Acupuncture stimulates inhibitory nerve fibers for a short period, thus reducing transmission of the pain signal to the brain.
Acupuncture generates a competing stimulus and effectively interrupts the neurotransmitters of the pain signals from reaching the brain. This results in the patient never getting the pain signal and therefore never getting the pain. It’s a bit like stubbing your toe when you already have a very painful knee – for a short time you don’t get the pain from the knee!
The Neurotransmitter Theory: it seems that acupuncture may modulate certain neurotransmitters such as serotonin, noradrenalin. The neurotransmitter model suggests that acupuncture can be beneficial for treatment of depression, anxiety, and addiction.
Do any of these symptoms sound familiar?
- be fed up of feeling tired, stressed out, anxious;
- have low mood, be struggling to sleep or switch off your mind;
- experience menopausal symptoms, menstrual irregularity/pain, fertility issues or be embarking on fertility treatment;
- struggle with bloating or other digestive issues;
- have a musculoskeletal condition such as sciatica, back pain, tendonitis or frozen shoulder.
- and so on and so on…….
I look forward to sharing with you the secret that acupuncture is a therapy that can help get you back on track.
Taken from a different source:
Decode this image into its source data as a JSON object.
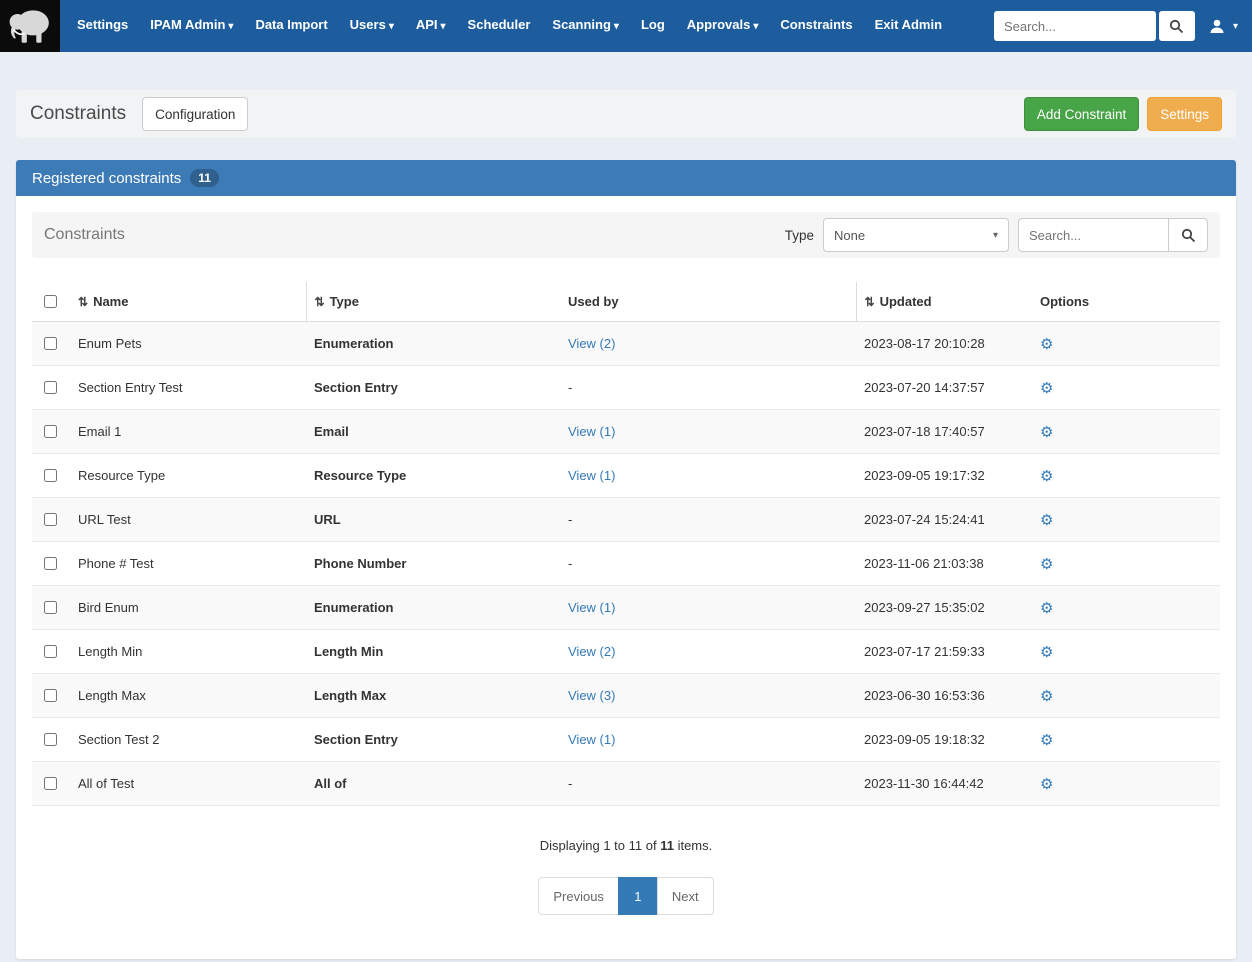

I focus on you and your unique symptoms to develop an individualised treatment program. For example, I would probably treat five people a week with sciatica and no two treatments would be identical. Acupuncture addresses not just the symptom but also the root cause to help prevent or reduce recurrence of symptoms.
Are you thinking of trying acupuncture? If so then please get in touch:
Get in touch with Eileen here, by phone, by email or by booking a free 15 minute phone consultation:
Call on 07773332553